John Stearne (c. 1610–1670) was an associate of the Witchfinder General, Matthew Hopkins, a witch-hunter active during the English Civil War.
Stearne was known at various times as the witch-hunter, and "witch pricker". A family man and land owner from Lawshall near Bury St Edmunds, Stearne was 10 years older than Hopkins. He met Hopkins in Manningtree and appointed him as his assistant. As a result of Stearne's accusations, a trial was held in Chelmsford in July 1645 for 29 people accused of witchcraft and sorcery.
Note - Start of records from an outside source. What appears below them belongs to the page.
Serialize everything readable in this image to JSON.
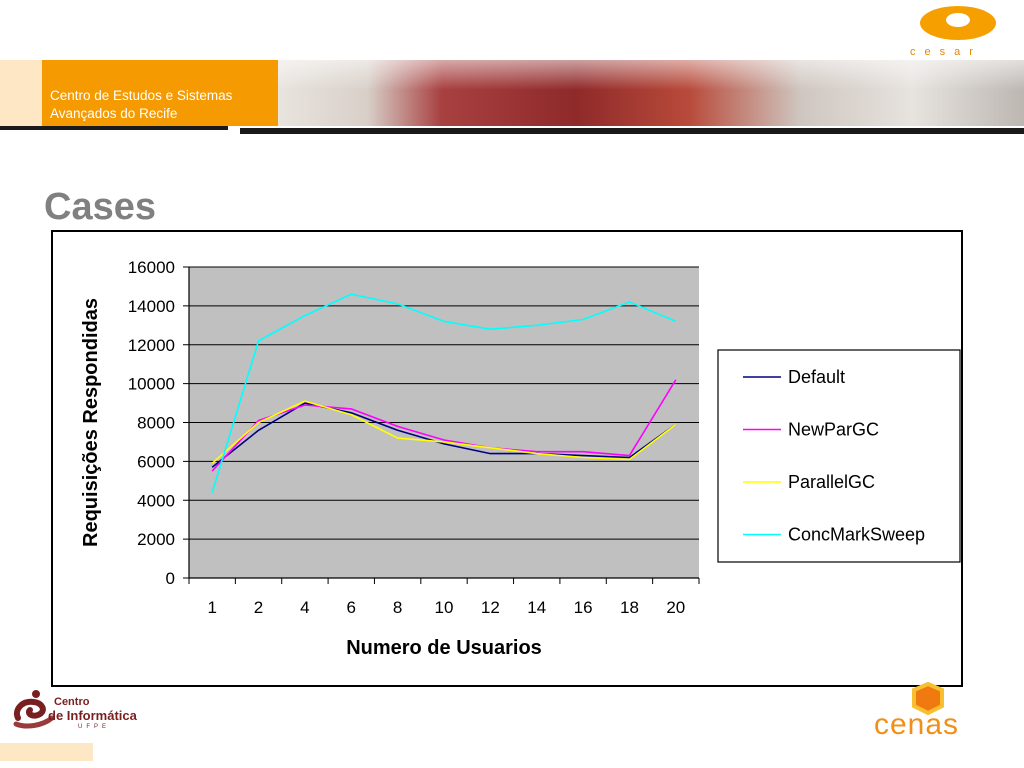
{
  "header": {
    "org_name_line1": "Centro de Estudos e Sistemas",
    "org_name_line2": "Avançados do Recife",
    "logo_text": "cesar"
  },
  "slide": {
    "title": "Cases"
  },
  "footer": {
    "left_logo_line1": "Centro",
    "left_logo_line2": "de Informática",
    "left_logo_line3": "UFPE",
    "right_logo_text": "cenas"
  },
  "colors": {
    "accent_orange": "#f59a00",
    "plot_background": "#c0c0c0",
    "default": "#000080",
    "newpargc": "#ff00ff",
    "parallelgc": "#ffff00",
    "concmarksweep": "#00ffff"
  },
  "chart_data": {
    "type": "line",
    "title": "",
    "xlabel": "Numero de Usuarios",
    "ylabel": "Requisições Respondidas",
    "categories": [
      "1",
      "2",
      "4",
      "6",
      "8",
      "10",
      "12",
      "14",
      "16",
      "18",
      "20"
    ],
    "ylim": [
      0,
      16000
    ],
    "yticks": [
      0,
      2000,
      4000,
      6000,
      8000,
      10000,
      12000,
      14000,
      16000
    ],
    "grid": "horizontal",
    "legend_position": "right",
    "series": [
      {
        "name": "Default",
        "color": "#000080",
        "values": [
          5700,
          7600,
          9000,
          8500,
          7600,
          6900,
          6400,
          6400,
          6300,
          6200,
          7900
        ]
      },
      {
        "name": "NewParGC",
        "color": "#ff00ff",
        "values": [
          5500,
          8100,
          8900,
          8700,
          7800,
          7100,
          6700,
          6500,
          6500,
          6300,
          10200
        ]
      },
      {
        "name": "ParallelGC",
        "color": "#ffff00",
        "values": [
          5900,
          8000,
          9100,
          8400,
          7200,
          7000,
          6700,
          6400,
          6200,
          6100,
          7900
        ]
      },
      {
        "name": "ConcMarkSweep",
        "color": "#00ffff",
        "values": [
          4400,
          12200,
          13500,
          14600,
          14100,
          13200,
          12800,
          13000,
          13300,
          14200,
          13200
        ]
      }
    ]
  }
}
Of these four had died in prison prior to the trial and 15 or 16 were subsequently hanged. Nine who had been convicted of conjuring spirits were reprieved.
Within a year of the death of Matthew Hopkins, John Stearne retired to his farm and wrote A Confirmation and Discovery of Witchcraft.